And if we go back to the cycle we see that there is a major flaw in the first step on the chart:
Who the hell says that the rich will invest in new jobs if we give them more money?
See this step is based upon the thoroughly uncontroversial claim that rich want to get richer. Of course they do, pretty much everyone does (sadly).
But anyone who thinks that the only way someone can make money right now is by expanding their businesses has not been paying attention.
It’s hardly shocking to say that the wealthy have put a large amount of their money into the stock market instead of into things that, you know, exist. And whether one believes that the stock market’s insane expansion over the past 20 years is a good thing or a bad thing I think we can all agree that the theoretical chain linking Wall Street to the creation of new jobs is not exactly straight forward.
How big has investment in the stock market gotten?
Well, according to this report from Deutsche Borse Group derivatives trading has a total, global ‘notional’ value of 450 trillion Euros.
And even though the trades on those values are only worth a percentage of the total we are still talking about hundreds of billions of dollars.
Let that shit sink in for juuuust a moment.
So the idea that more money for the rich automatically means more jobs is simply false. It just isn’t how money works these days.
But there is a second problem: bottlenecking.
I mean think about it. If you want to boost the economy by starting a new business then you’re going to run into a massive problem: there isn’t anyone who can buy your products.
Because the people who normally would buy your products are the people who don’t have jobs right now.
Now maybe you are sufficiently wealthy and sufficiently stubborn that you will just stick it out while the economy recovers but most people aren’t.
So what will they do with their money? Probably invest it in the damn stock market that’s what.
A free market enthusiast may of course turn this around and claim that giving money to the poor will lead to a similar bottleneck.
To which I would reply: how exactly? What are the poor going to do, not spend their money? They can’t do that. Because you see they’re poor!They have no choice but to spend whatever they get.
The worst thing that could happen is that they use the money to pay off their debts in which case the cash will be funneled directly to the wealthy via the banks.
So it would be exactly like the free market position except the poor people also get to reduce some of their debt!
In general terms this is the point that Nick Haneur is trying to get across in this extremely cool Ted Talk.
Summary: he is a millionaire venture capitalist who believes that millionaires need to pay higher taxes to pay for programs that will uplift the poor, because this is the only way to get the economy moving.
And there is a third problem: systemic disempowerment leading to wage stagnation.
You see friends when times are hard it is the poor and middle class who are always hit the hardest (duh) and many employers take hard times as an excuse to freeze or even lower wages.
After 9/11 many workers in the airline industry had to accept lower pay because the industry was really struggling.
But the fact that 10 years later some airline pilots have to work unreasonable hours or even hold down a second job just to make ends meet is pretty fucking ridiculous. And downright dangerous.

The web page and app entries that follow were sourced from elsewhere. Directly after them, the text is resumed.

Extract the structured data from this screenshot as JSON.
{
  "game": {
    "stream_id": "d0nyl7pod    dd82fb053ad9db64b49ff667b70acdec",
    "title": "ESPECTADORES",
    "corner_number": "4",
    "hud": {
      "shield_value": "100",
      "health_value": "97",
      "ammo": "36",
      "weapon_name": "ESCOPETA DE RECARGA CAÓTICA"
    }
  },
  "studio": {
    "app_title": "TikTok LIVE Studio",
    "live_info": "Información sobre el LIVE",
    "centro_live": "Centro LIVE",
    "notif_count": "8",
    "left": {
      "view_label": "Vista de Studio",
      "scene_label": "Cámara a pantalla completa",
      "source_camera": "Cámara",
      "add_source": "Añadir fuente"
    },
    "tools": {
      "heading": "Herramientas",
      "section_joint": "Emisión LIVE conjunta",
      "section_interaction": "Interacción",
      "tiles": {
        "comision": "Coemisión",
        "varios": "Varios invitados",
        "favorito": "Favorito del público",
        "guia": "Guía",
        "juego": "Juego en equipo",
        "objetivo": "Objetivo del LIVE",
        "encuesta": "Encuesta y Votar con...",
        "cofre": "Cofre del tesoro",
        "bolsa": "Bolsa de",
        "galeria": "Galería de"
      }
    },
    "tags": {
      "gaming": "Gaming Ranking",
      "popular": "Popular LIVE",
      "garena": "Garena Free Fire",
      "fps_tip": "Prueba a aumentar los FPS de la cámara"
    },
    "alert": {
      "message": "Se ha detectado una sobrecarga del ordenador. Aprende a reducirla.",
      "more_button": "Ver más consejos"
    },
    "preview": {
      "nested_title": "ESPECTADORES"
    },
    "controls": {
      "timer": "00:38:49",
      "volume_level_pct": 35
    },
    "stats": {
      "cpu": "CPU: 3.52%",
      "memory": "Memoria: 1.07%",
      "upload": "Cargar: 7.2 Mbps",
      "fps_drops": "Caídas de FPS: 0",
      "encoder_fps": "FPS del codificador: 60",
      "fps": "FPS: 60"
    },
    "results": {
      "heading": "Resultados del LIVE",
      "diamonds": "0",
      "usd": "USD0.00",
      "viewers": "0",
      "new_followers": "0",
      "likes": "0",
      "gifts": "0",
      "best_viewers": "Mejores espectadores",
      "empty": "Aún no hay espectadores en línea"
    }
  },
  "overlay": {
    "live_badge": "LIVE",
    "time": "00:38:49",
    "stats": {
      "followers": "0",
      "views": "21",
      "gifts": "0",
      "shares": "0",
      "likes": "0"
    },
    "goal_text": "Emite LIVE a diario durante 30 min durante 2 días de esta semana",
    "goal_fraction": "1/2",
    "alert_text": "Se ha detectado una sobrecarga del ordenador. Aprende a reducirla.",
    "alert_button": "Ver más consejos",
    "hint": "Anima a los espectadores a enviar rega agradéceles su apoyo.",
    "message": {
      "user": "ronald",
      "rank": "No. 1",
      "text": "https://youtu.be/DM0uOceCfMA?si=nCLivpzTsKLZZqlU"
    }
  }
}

Unfortunately, when people are in debt and desperately reliant on their pathetically poorly-paying jobs they typically lack the financial resources necessary to fight for decent pay. So wages stagnate or even go backwards.
And I’m pretty sure that many large businesses know this which is why Walmart automatically fires anyone who strikes for better pay or tries to form a union.
And this is even though Walmart pays so badly that many of its workers are eligible for food stamps!
Giving these evil fuckers more money (and thus more power) is absolutely not going to help.
Because economies are not driven from the top, they are driven from the bottom
[Standard Disclaimer: this post was entirely my own opinion and was not paid for in any way, directly or otherwise, by anyone or anything that stands to gain in any way from the ideas expressed herein.]